In the end the decision is clearly for a book that is little known but none the less interesting: "Der Ursprung gemeynner Berckrecht" by Johann Haselberg, which in all likelihood was printed between 1535 and 1538. The book is a compilation of mining texts from the 13th to the 16th centuries, which includes among other works Ulrich Rülein von der Calw's Bergbüchlein and the Freiberger Bergrecht B, a glossary of mining terms, as well as the famous Annaberger Bergordnung (mining law regulations) of 1509 with its additions up to 1536.

We don't know very much about Haselberg himself. He presumably hailed from the Catholic southwest of the Empire and he probably also studied at the University, but precise information about him is sparse. One thing is certain: he was an early modern jack-of-all-trades: a traveling scholar, translator, author and publisher who wrote and edited some 36 books between 1515 and 1539 on historical, literary and Biblical topics, including a novel with the splendid title Wie die Ritterbrüder des Purpelschen ordens mit grossen Schlachten und stürmen ir Ritterschafft erhaltent from 1533 and Der Ursprung gemeynner Berckrecht, the first edition of texts on mining law.

Unlike authors such as Ulrich Rülein von der Calw or Georg Agricola, Haselberg was interested in mining not so much from his own experience as for economic reasons. Small books such as Der Ursprung gemeynner Berckrecht, which comprised 44 leaves, were inexpensive and available in the handy quarto format. Unfortunately, we know very little about the number of copies printed or the book's price. David Conolly, who probably knows more about the book than anyone else, starts from the assumption that "best sellers" in the 16th century had a print run of between 1000 and 1500 copies and reckons that the print run for Haselberg's book was probably in the upper range. Conolly counted 16 copies of the book that have survived, though he overlooked the copy in the Iron Library. That's one of the reasons for declaring this volume as a "favorite book".

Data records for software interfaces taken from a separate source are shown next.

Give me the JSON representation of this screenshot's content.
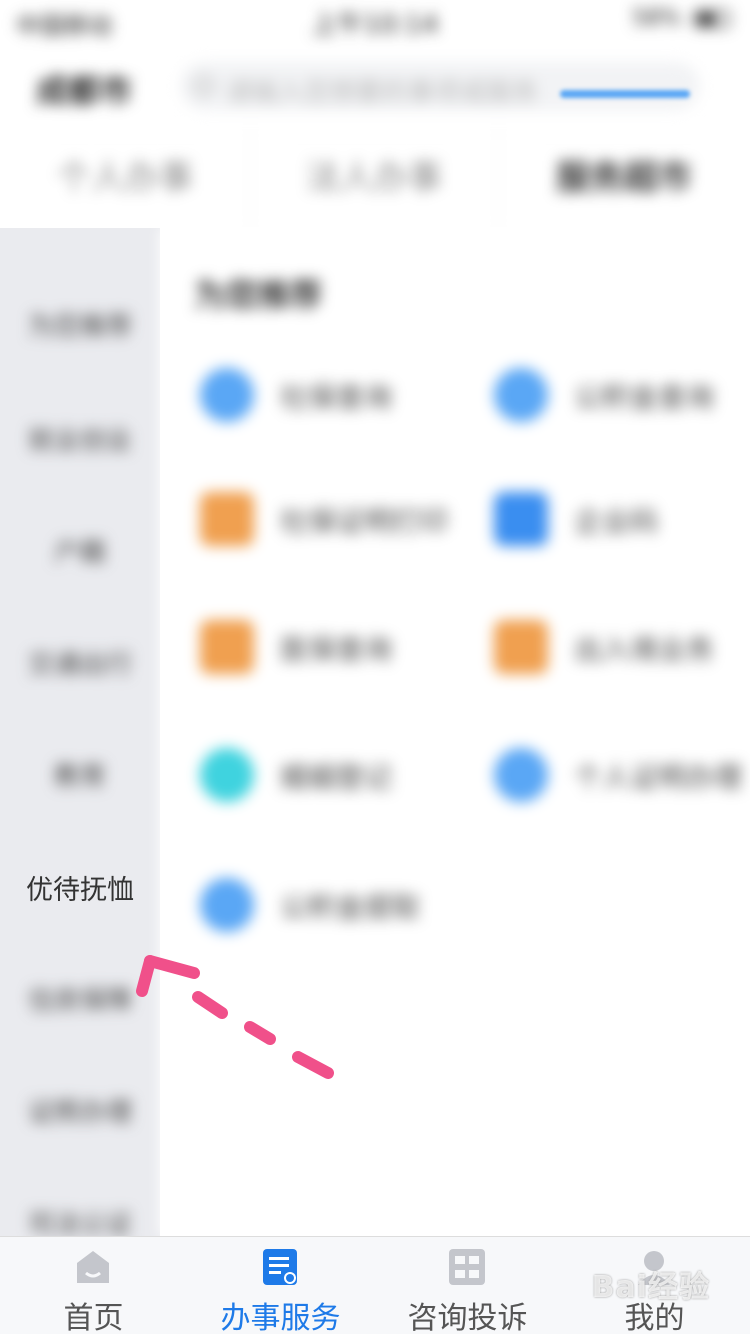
{
  "status_bar": {
    "carrier": "中国移动",
    "time": "上午10:14",
    "battery": "58%"
  },
  "header": {
    "region": "成都市",
    "search_placeholder": "请输入您想要的事项或服务"
  },
  "tabs": [
    {
      "label": "个人办事"
    },
    {
      "label": "法人办事"
    },
    {
      "label": "服务超市"
    }
  ],
  "sidebar": {
    "items": [
      {
        "label": "为您推荐"
      },
      {
        "label": "就业创业"
      },
      {
        "label": "户籍"
      },
      {
        "label": "交通出行"
      },
      {
        "label": "教育"
      },
      {
        "label": "优待抚恤"
      },
      {
        "label": "住房保障"
      },
      {
        "label": "证照办理"
      },
      {
        "label": "司法公证"
      }
    ]
  },
  "content": {
    "section_title": "为您推荐",
    "services": [
      {
        "label": "社保查询",
        "icon": "circle-icon",
        "color": "#5aa7f5"
      },
      {
        "label": "公积金查询",
        "icon": "circle-icon",
        "color": "#5aa7f5"
      },
      {
        "label": "社保证明打印",
        "icon": "printer-icon",
        "color": "#f0a050"
      },
      {
        "label": "企业码",
        "icon": "company-icon",
        "color": "#3a8ef0"
      },
      {
        "label": "医保查询",
        "icon": "card-icon",
        "color": "#f0a050"
      },
      {
        "label": "出入境业务",
        "icon": "card-icon",
        "color": "#f0a050"
      },
      {
        "label": "婚姻登记",
        "icon": "circle-icon",
        "color": "#3fd3df"
      },
      {
        "label": "个人证明办理",
        "icon": "circle-icon",
        "color": "#5aa7f5"
      },
      {
        "label": "公积金提取",
        "icon": "circle-icon",
        "color": "#5aa7f5"
      }
    ]
  },
  "bottom_nav": [
    {
      "label": "首页",
      "icon": "home-icon"
    },
    {
      "label": "办事服务",
      "icon": "document-icon",
      "active": true
    },
    {
      "label": "咨询投诉",
      "icon": "chat-icon"
    },
    {
      "label": "我的",
      "icon": "user-icon"
    }
  ],
  "watermark": "Bai经验",
  "colors": {
    "accent": "#1e7ae8",
    "arrow": "#f0508a"
  }
}
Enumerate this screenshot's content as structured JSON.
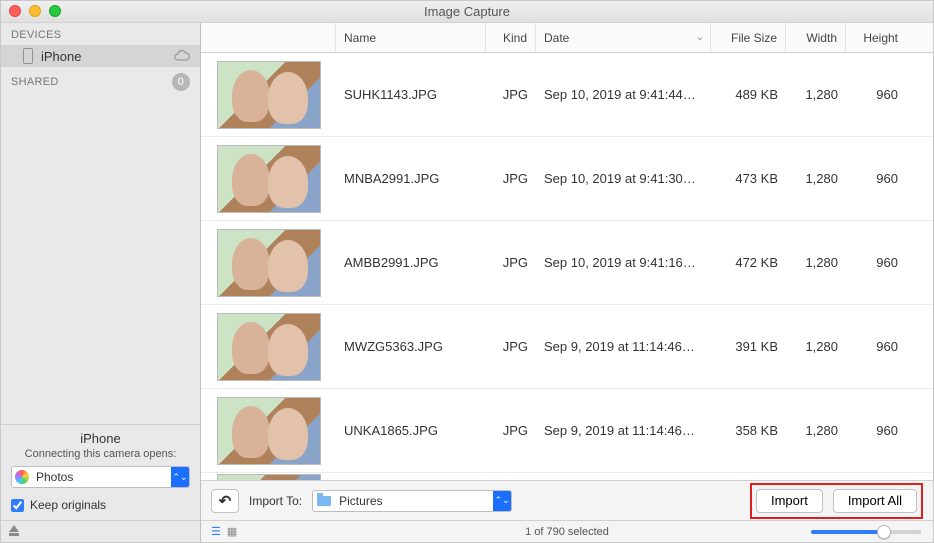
{
  "window": {
    "title": "Image Capture"
  },
  "sidebar": {
    "devices_header": "DEVICES",
    "device_name": "iPhone",
    "shared_header": "SHARED",
    "shared_count": "0",
    "selected_device_title": "iPhone",
    "opens_label": "Connecting this camera opens:",
    "opens_value": "Photos",
    "keep_originals_label": "Keep originals"
  },
  "columns": {
    "name": "Name",
    "kind": "Kind",
    "date": "Date",
    "filesize": "File Size",
    "width": "Width",
    "height": "Height"
  },
  "rows": [
    {
      "name": "SUHK1143.JPG",
      "kind": "JPG",
      "date": "Sep 10, 2019 at 9:41:44…",
      "filesize": "489 KB",
      "width": "1,280",
      "height": "960"
    },
    {
      "name": "MNBA2991.JPG",
      "kind": "JPG",
      "date": "Sep 10, 2019 at 9:41:30…",
      "filesize": "473 KB",
      "width": "1,280",
      "height": "960"
    },
    {
      "name": "AMBB2991.JPG",
      "kind": "JPG",
      "date": "Sep 10, 2019 at 9:41:16…",
      "filesize": "472 KB",
      "width": "1,280",
      "height": "960"
    },
    {
      "name": "MWZG5363.JPG",
      "kind": "JPG",
      "date": "Sep 9, 2019 at 11:14:46…",
      "filesize": "391 KB",
      "width": "1,280",
      "height": "960"
    },
    {
      "name": "UNKA1865.JPG",
      "kind": "JPG",
      "date": "Sep 9, 2019 at 11:14:46…",
      "filesize": "358 KB",
      "width": "1,280",
      "height": "960"
    }
  ],
  "toolbar": {
    "import_to_label": "Import To:",
    "import_to_value": "Pictures",
    "import_label": "Import",
    "import_all_label": "Import All"
  },
  "status": {
    "selection": "1 of 790 selected"
  }
}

But what about the readership? The timing of publication in the late 1530s could not have been more propitious. The major mining areas in the Harz or the Erzgebirge had certainly passed their peak, but wealthy investors and adventure-seeking prospectors could still hope for rich pickings and large yields. So there was a lively interest in mining publications and books on mining law, of which Haselberg's was the first.

The owner of the Iron Library's copy made extensive use of the book, covering almost every page with hand-written references, notes and remarks. The small volume in the Iron Library thus reflects a phenomenon that is not always apparent – how were such books used at the time? The Ursprung gemeynner Berckrecht is a compilation of texts from different periods and was not meant to be read from cover to cover. The reader would have used it as a reference work for study. And that's exactly what the unknown owner of our volume did in the 16th century: He cross-referenced various legal provisions in the mining codes, added some of his own entries to the index of mining terms and noted additional legal statutes for various areas of the mining industry.

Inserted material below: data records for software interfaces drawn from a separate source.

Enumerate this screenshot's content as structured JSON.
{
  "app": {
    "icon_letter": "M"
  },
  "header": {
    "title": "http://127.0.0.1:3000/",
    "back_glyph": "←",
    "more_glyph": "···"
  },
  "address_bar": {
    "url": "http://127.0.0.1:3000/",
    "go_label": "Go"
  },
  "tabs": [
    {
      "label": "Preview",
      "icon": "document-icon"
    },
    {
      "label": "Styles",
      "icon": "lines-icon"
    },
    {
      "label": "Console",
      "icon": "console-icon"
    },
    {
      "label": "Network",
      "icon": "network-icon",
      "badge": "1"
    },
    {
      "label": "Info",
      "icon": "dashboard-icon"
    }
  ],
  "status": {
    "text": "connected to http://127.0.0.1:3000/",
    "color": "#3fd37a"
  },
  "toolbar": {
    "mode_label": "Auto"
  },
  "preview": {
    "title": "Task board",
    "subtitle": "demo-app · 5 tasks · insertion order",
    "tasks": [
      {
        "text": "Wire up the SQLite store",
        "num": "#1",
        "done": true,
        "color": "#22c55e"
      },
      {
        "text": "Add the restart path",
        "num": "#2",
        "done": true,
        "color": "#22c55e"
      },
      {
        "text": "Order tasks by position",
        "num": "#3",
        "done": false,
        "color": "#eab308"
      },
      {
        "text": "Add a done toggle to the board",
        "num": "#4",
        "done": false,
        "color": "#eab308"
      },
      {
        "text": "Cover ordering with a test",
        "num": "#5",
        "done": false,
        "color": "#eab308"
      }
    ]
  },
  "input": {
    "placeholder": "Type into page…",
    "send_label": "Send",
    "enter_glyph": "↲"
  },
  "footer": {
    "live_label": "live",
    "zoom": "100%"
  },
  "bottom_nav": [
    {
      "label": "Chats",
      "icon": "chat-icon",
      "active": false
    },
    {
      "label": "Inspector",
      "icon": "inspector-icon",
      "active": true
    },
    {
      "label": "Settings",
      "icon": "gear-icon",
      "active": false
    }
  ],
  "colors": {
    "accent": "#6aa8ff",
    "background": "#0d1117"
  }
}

Of course, we can't draw any conclusions from this about the general practice of reading such books for utilitarian purposes, but this small volume with its notes and remarks makes it clear how important knowledge was in the early modern age of mining.

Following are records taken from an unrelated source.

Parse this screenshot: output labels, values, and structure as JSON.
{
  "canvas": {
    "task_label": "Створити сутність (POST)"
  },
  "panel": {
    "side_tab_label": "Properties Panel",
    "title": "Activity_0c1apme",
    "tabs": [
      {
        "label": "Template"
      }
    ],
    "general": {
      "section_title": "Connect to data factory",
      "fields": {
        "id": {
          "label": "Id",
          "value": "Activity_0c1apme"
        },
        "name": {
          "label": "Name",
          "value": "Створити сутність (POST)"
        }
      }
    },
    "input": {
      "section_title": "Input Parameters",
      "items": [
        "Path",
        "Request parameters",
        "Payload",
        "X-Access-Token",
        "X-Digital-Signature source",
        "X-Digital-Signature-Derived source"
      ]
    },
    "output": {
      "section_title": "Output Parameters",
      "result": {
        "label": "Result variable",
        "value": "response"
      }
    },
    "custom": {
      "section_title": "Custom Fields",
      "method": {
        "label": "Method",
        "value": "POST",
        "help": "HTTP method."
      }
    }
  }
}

Whereas the magnificent and correspondingly expensive folio editions of De Re Metallica with their beautiful illustrations were intended for an exclusive audience that was not necessarily involved in mining and were collected for their intrinsic value, popular publications such as Der Ursprung gemeynner Berckrecht were aimed at a broader audience probably active in the mining industry and were of a more practical nature, though their use and in particular their audience remain unknown as a rule. Thanks to the copy preserved in the Iron Library we can at least gain an impression, as hazy as it may be, of how such books were received and used by their contemporary readership. There could be no better reason for choosing a favorite book!